Along with the nice ventilation and hood design I already mentioned, I’m a big fan of the pockets on this jacket. There’s one on the left side positioned near the chest that keeps your stuff nice and snug without drooping down uncomfortably. I found that you can’t really even feel the weight of what’s in the pocket while you’re riding, which made me nervous at first, but eventually I grew to trust it. There’s also a roomier back pocket (kind of like a reverse kangaroo pouch) — which actually doubles as a little stuff sack for the jacket if you turn it inside out.

The jacket (both the face fabric and lining) is made of 100% recycled polyester. It’s sturdy enough to keep you dry during a downpour but isn’t bulky. The downside of this, though, is that it’s not an extremely warm jacket. If you get cold easily like I do, I’d recommend sizing up enough so you can fit a heavier sweater underneath.

Next up are the Timberline pants ($175), which I have in black. These are surprisingly easy to get on and off over your other pants, with a zipper at the base of the legs so you can get them off over your shoes. The legs are tapered enough that they won’t get caught in your chain. These pants consist of a 3-layer waterproof Artex fabric with nylon face fabric, and I found that even when it’s not raining, they’re really helpful to wear over your pants to keep you warm on a cold and windy day.

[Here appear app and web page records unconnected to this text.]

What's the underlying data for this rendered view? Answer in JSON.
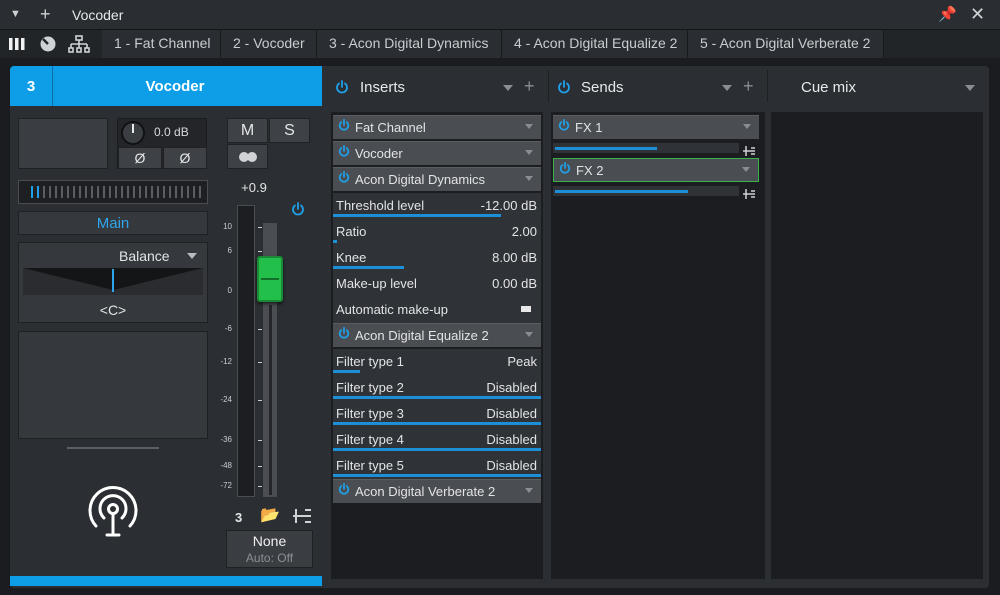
{
  "window": {
    "title": "Vocoder"
  },
  "tabs": [
    "1 - Fat Channel",
    "2 - Vocoder",
    "3 - Acon Digital Dynamics",
    "4 - Acon Digital Equalize 2",
    "5 - Acon Digital Verberate 2"
  ],
  "channel": {
    "number": "3",
    "name": "Vocoder",
    "gain": "0.0 dB",
    "phase_left": "Ø",
    "phase_right": "Ø",
    "mute": "M",
    "solo": "S",
    "output": "Main",
    "pan_mode": "Balance",
    "pan_value": "<C>",
    "fader_value": "+0.9",
    "fader_level": 0.52,
    "scale": [
      "10",
      "6",
      "0",
      "-6",
      "-12",
      "-24",
      "-36",
      "-48",
      "-72"
    ],
    "bottom_number": "3",
    "automation": "None",
    "auto_state": "Auto: Off"
  },
  "inserts": {
    "title": "Inserts",
    "slots": [
      {
        "name": "Fat Channel"
      },
      {
        "name": "Vocoder"
      },
      {
        "name": "Acon Digital Dynamics",
        "params": [
          {
            "label": "Threshold level",
            "value": "-12.00 dB",
            "level": 0.81
          },
          {
            "label": "Ratio",
            "value": "2.00",
            "level": 0.02
          },
          {
            "label": "Knee",
            "value": "8.00 dB",
            "level": 0.34
          },
          {
            "label": "Make-up level",
            "value": "0.00 dB",
            "level": 0.0
          },
          {
            "label": "Automatic make-up",
            "value": "",
            "level": 0.0
          }
        ]
      },
      {
        "name": "Acon Digital Equalize 2",
        "params": [
          {
            "label": "Filter type 1",
            "value": "Peak",
            "level": 0.13
          },
          {
            "label": "Filter type 2",
            "value": "Disabled",
            "level": 1.0
          },
          {
            "label": "Filter type 3",
            "value": "Disabled",
            "level": 1.0
          },
          {
            "label": "Filter type 4",
            "value": "Disabled",
            "level": 1.0
          },
          {
            "label": "Filter type 5",
            "value": "Disabled",
            "level": 1.0
          }
        ]
      },
      {
        "name": "Acon Digital Verberate 2"
      }
    ]
  },
  "sends": {
    "title": "Sends",
    "items": [
      {
        "name": "FX 1",
        "level": 0.56
      },
      {
        "name": "FX 2",
        "level": 0.73
      }
    ]
  },
  "cue": {
    "title": "Cue mix"
  },
  "colors": {
    "accent": "#0e9ee8",
    "fader": "#22c04a",
    "selected": "#37b34a"
  }
}
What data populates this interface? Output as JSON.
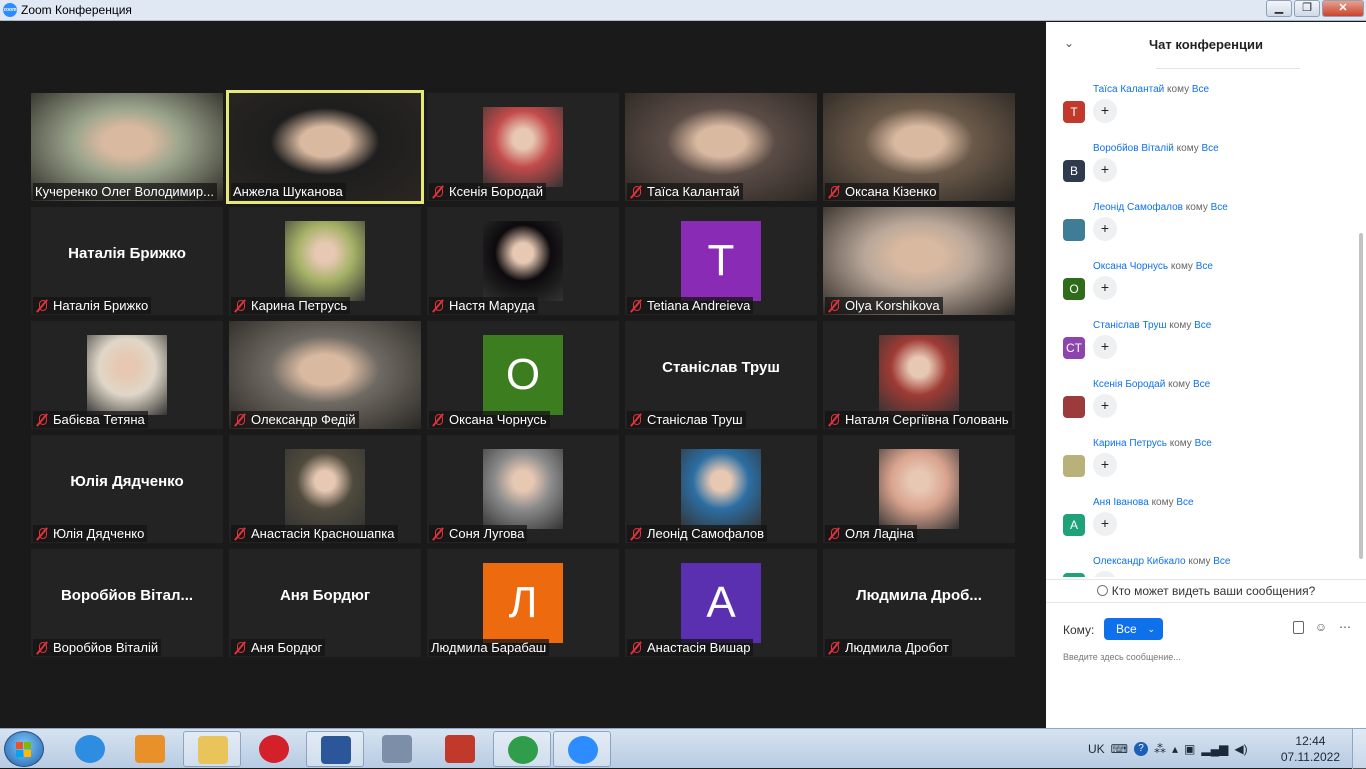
{
  "window": {
    "title": "Zoom Конференция"
  },
  "gallery": {
    "tiles": [
      {
        "name": "Кучеренко Олег Володимир...",
        "muted": false,
        "kind": "video",
        "bg": "#9aa48c"
      },
      {
        "name": "Анжела Шуканова",
        "muted": false,
        "kind": "video",
        "bg": "#1e1e1e",
        "active": true
      },
      {
        "name": "Ксенія Бородай",
        "muted": true,
        "kind": "avatar",
        "bg": "#c34b4b"
      },
      {
        "name": "Таїса Калантай",
        "muted": true,
        "kind": "video",
        "bg": "#5b4c46"
      },
      {
        "name": "Оксана Кізенко",
        "muted": true,
        "kind": "video",
        "bg": "#6b5a4a"
      },
      {
        "name": "Наталія Брижко",
        "muted": true,
        "kind": "text",
        "big": "Наталія Брижко"
      },
      {
        "name": "Карина Петрусь",
        "muted": true,
        "kind": "avatar",
        "bg": "#a6b267"
      },
      {
        "name": "Настя Маруда",
        "muted": true,
        "kind": "avatar",
        "bg": "#0c0a0c"
      },
      {
        "name": "Tetiana Andreieva",
        "muted": true,
        "kind": "letter",
        "letter": "T",
        "bg": "#8a2bb5"
      },
      {
        "name": "Olya Korshikova",
        "muted": true,
        "kind": "video",
        "bg": "#b9a799"
      },
      {
        "name": "Бабієва Тетяна",
        "muted": true,
        "kind": "avatar",
        "bg": "#e0d7c8"
      },
      {
        "name": "Олександр Федій",
        "muted": true,
        "kind": "video",
        "bg": "#6f6a63"
      },
      {
        "name": "Оксана Чорнусь",
        "muted": true,
        "kind": "letter",
        "letter": "O",
        "bg": "#3c7d1f"
      },
      {
        "name": "Станіслав Труш",
        "muted": true,
        "kind": "text",
        "big": "Станіслав Труш"
      },
      {
        "name": "Наталя Сергіївна Головань",
        "muted": true,
        "kind": "avatar",
        "bg": "#9f3b35"
      },
      {
        "name": "Юлія Дядченко",
        "muted": true,
        "kind": "text",
        "big": "Юлія Дядченко"
      },
      {
        "name": "Анастасія Красношапка",
        "muted": true,
        "kind": "avatar",
        "bg": "#4f4a3c"
      },
      {
        "name": "Соня Лугова",
        "muted": true,
        "kind": "avatar",
        "bg": "#8c8c8c"
      },
      {
        "name": "Леонід Самофалов",
        "muted": true,
        "kind": "avatar",
        "bg": "#2c6ea3"
      },
      {
        "name": "Оля Ладіна",
        "muted": true,
        "kind": "avatar",
        "bg": "#d9a38e"
      },
      {
        "name": "Воробйов Віталій",
        "muted": true,
        "kind": "text",
        "big": "Воробйов Вітал..."
      },
      {
        "name": "Аня Бордюг",
        "muted": true,
        "kind": "text",
        "big": "Аня Бордюг"
      },
      {
        "name": "Людмила Барабаш",
        "muted": false,
        "kind": "letter",
        "letter": "Л",
        "bg": "#ee6a0e"
      },
      {
        "name": "Анастасія Вишар",
        "muted": true,
        "kind": "letter",
        "letter": "A",
        "bg": "#5a2fb0"
      },
      {
        "name": "Людмила Дробот",
        "muted": true,
        "kind": "text",
        "big": "Людмила Дроб..."
      }
    ]
  },
  "chat": {
    "title": "Чат конференции",
    "to_word": "кому",
    "messages": [
      {
        "sender": "Таїса Калантай",
        "target": "Все",
        "avatar": "T",
        "avatar_color": "#c0392b"
      },
      {
        "sender": "Воробйов Віталій",
        "target": "Все",
        "avatar": "B",
        "avatar_color": "#2f3b4c"
      },
      {
        "sender": "Леонід Самофалов",
        "target": "Все",
        "avatar": "",
        "avatar_color": "#3f7d96"
      },
      {
        "sender": "Оксана Чорнусь",
        "target": "Все",
        "avatar": "O",
        "avatar_color": "#2e6b1a"
      },
      {
        "sender": "Станіслав Труш",
        "target": "Все",
        "avatar": "CT",
        "avatar_color": "#8e44ad"
      },
      {
        "sender": "Ксенія Бородай",
        "target": "Все",
        "avatar": "",
        "avatar_color": "#9b3b3b"
      },
      {
        "sender": "Карина Петрусь",
        "target": "Все",
        "avatar": "",
        "avatar_color": "#b8b27a"
      },
      {
        "sender": "Аня Іванова",
        "target": "Все",
        "avatar": "A",
        "avatar_color": "#1fa27a"
      },
      {
        "sender": "Олександр Кибкало",
        "target": "Все",
        "avatar": "O",
        "avatar_color": "#1fa27a"
      }
    ],
    "reaction_label": "+",
    "who_sees": "Кто может видеть ваши сообщения?",
    "to_label": "Кому:",
    "to_value": "Все",
    "input_placeholder": "Введите здесь сообщение..."
  },
  "taskbar": {
    "language": "UK",
    "time": "12:44",
    "date": "07.11.2022",
    "apps": [
      {
        "name": "internet-explorer",
        "color": "#2e8de0",
        "pinned": false
      },
      {
        "name": "media-player",
        "color": "#e8902a",
        "pinned": false
      },
      {
        "name": "file-explorer",
        "color": "#e8c45a",
        "pinned": true
      },
      {
        "name": "opera",
        "color": "#d3202a",
        "pinned": false
      },
      {
        "name": "word",
        "color": "#2b579a",
        "pinned": true
      },
      {
        "name": "calculator",
        "color": "#7d8ea8",
        "pinned": false
      },
      {
        "name": "paint-app",
        "color": "#c0392b",
        "pinned": false
      },
      {
        "name": "chrome",
        "color": "#2f9d4a",
        "pinned": true
      },
      {
        "name": "zoom",
        "color": "#2d8cff",
        "pinned": true
      }
    ]
  }
}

The employees at Showers Pass suited me in the men’s sizes for both the jacket and pants because I’m tall (5’10”). Other than the sizing, I don’t think there is a difference in the styles between the men’s and women’s jackets and pants — but I can at least vouch that in the men’s sizes, the arms of the jacket and legs of the pants were both long enough for my lanky limbs.

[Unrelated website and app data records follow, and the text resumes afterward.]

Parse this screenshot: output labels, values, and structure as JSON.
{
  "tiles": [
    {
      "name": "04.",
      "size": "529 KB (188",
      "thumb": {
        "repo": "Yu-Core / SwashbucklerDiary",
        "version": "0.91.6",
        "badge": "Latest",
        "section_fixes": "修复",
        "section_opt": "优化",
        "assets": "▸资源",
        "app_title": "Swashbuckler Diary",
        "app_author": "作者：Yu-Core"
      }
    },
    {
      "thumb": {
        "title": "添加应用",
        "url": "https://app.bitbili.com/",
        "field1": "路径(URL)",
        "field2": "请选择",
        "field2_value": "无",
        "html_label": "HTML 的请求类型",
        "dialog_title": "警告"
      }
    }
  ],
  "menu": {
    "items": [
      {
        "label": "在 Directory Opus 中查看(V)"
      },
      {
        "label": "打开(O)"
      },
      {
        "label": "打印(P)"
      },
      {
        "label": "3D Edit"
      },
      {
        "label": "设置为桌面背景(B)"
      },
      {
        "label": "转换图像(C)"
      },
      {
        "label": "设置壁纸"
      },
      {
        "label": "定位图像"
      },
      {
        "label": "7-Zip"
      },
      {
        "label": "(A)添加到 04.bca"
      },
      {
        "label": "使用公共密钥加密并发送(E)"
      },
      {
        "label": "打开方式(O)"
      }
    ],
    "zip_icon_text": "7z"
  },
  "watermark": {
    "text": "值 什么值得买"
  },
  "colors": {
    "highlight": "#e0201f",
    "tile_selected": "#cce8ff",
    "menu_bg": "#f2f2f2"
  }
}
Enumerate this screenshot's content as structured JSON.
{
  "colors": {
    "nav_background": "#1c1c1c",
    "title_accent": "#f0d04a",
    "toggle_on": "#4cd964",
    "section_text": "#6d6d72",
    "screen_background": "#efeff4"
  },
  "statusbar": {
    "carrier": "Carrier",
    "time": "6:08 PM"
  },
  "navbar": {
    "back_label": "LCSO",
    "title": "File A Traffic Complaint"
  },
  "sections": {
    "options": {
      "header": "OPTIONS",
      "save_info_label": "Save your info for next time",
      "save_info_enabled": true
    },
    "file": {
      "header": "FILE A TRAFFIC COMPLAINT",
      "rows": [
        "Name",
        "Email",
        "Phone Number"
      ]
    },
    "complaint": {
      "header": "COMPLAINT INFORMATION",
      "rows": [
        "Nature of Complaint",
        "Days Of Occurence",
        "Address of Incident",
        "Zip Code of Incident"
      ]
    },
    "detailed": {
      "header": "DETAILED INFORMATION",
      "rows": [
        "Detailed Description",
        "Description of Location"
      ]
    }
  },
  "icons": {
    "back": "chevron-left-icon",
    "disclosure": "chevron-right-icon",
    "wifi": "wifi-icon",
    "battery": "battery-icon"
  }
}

I also tried out the Apex Merino Tech long-sleeve shirt — a nice, breathable base layer. At $89, this t-shirt is definitely a splurge, but merino wool is a very high-quality material that will last you a long time and provides a lot of benefits as a base layer in rainy and cold weather.

Last — but certainly not least — for the hands and feet: potentially the most important parts of your body to keep warm during the winter. I think gloves are possibly the most important item of clothing for biking in the winter, and I have tried out a lot of different kinds over the years. My Showers Pass gloves are the the Crosspoint waterproof knit wool gloves ($47), which are slim and stylish and allow you to get a good grip on your handlebars. They function well in drizzle and dry off quickly, but these gloves will definitely get wet during a torrential downpour. They’re not necessarily warm enough for the really frigid temperatures we’ve been experiencing lately, but that’s a difficult feat to accomplish — when it gets below freezing, I usually have to opt for my bulky ski mittens.

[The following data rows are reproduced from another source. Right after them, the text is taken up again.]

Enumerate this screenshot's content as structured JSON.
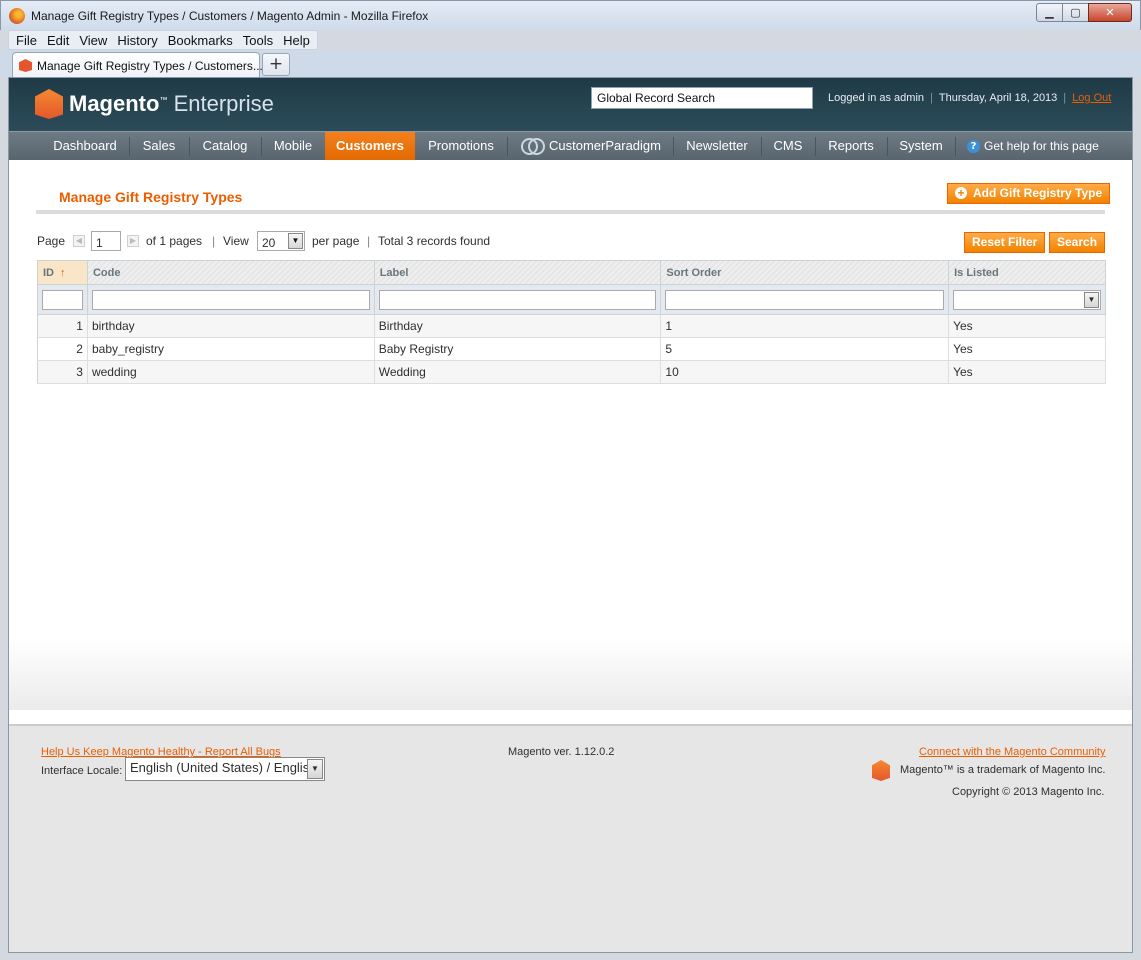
{
  "window": {
    "title": "Manage Gift Registry Types / Customers / Magento Admin - Mozilla Firefox",
    "minimize": "▁",
    "maximize": "▢",
    "close": "✕"
  },
  "menubar": [
    "File",
    "Edit",
    "View",
    "History",
    "Bookmarks",
    "Tools",
    "Help"
  ],
  "tab": {
    "label": "Manage Gift Registry Types / Customers...",
    "new_tab": "+"
  },
  "header": {
    "logo_brand": "Magento",
    "logo_suffix": "Enterprise",
    "search_value": "Global Record Search",
    "logged_in": "Logged in as admin",
    "date": "Thursday, April 18, 2013",
    "logout": "Log Out"
  },
  "nav": {
    "items": [
      "Dashboard",
      "Sales",
      "Catalog",
      "Mobile",
      "Customers",
      "Promotions",
      "CustomerParadigm",
      "Newsletter",
      "CMS",
      "Reports",
      "System"
    ],
    "active": "Customers",
    "help": "Get help for this page"
  },
  "page": {
    "title": "Manage Gift Registry Types",
    "add_button": "Add Gift Registry Type",
    "reset_button": "Reset Filter",
    "search_button": "Search"
  },
  "pager": {
    "page_label": "Page",
    "page_value": "1",
    "of_pages": "of 1 pages",
    "view_label": "View",
    "view_value": "20",
    "per_page": "per page",
    "total": "Total 3 records found"
  },
  "grid": {
    "columns": [
      "ID",
      "Code",
      "Label",
      "Sort Order",
      "Is Listed"
    ],
    "rows": [
      {
        "id": "1",
        "code": "birthday",
        "label": "Birthday",
        "sort": "1",
        "listed": "Yes"
      },
      {
        "id": "2",
        "code": "baby_registry",
        "label": "Baby Registry",
        "sort": "5",
        "listed": "Yes"
      },
      {
        "id": "3",
        "code": "wedding",
        "label": "Wedding",
        "sort": "10",
        "listed": "Yes"
      }
    ]
  },
  "footer": {
    "bug_link": "Help Us Keep Magento Healthy - Report All Bugs",
    "version": "Magento ver. 1.12.0.2",
    "community_link": "Connect with the Magento Community",
    "locale_label": "Interface Locale:",
    "locale_value": "English (United States) / English",
    "trademark": "Magento™ is a trademark of Magento Inc.",
    "copyright": "Copyright © 2013 Magento Inc."
  }
}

I also tried the Crosspoint waterproof socks ($29), which would serve you nicely if you had to bike during an atmospheric river, especially if you weren’t wearing the most durable boots. These socks feel a little stiff to wear at first, but that feeling goes away after a while once you’re wearing them.

Overall, I really like my Showers Pass rain uniform. And while some of their products are on the higher end of the price range than what some budgets may allow, they actually offer a pretty large price range. You can find their jackets from $139-$325 and their pants range from $95-$245. These are high-quality items that are designed and sold by a Portland-based company, which I think is pretty cool. And since having the right apparel makes such a difference for biking through the winter, I definitely recommend doing your research and giving Showers Pass a look.

And thank to Showers Pass for helping me achieve my Pacific Northwest winter style goals! If I can do it, I’m confident that even the most winter-averse riders can embrace the rain with gear like this.


Taylor Griggs (Staff Writer)

Taylor has been BikePortland's staff writer since November 2021. She has also written for Street Roots and Eugene Weekly. Contact her at [email protected]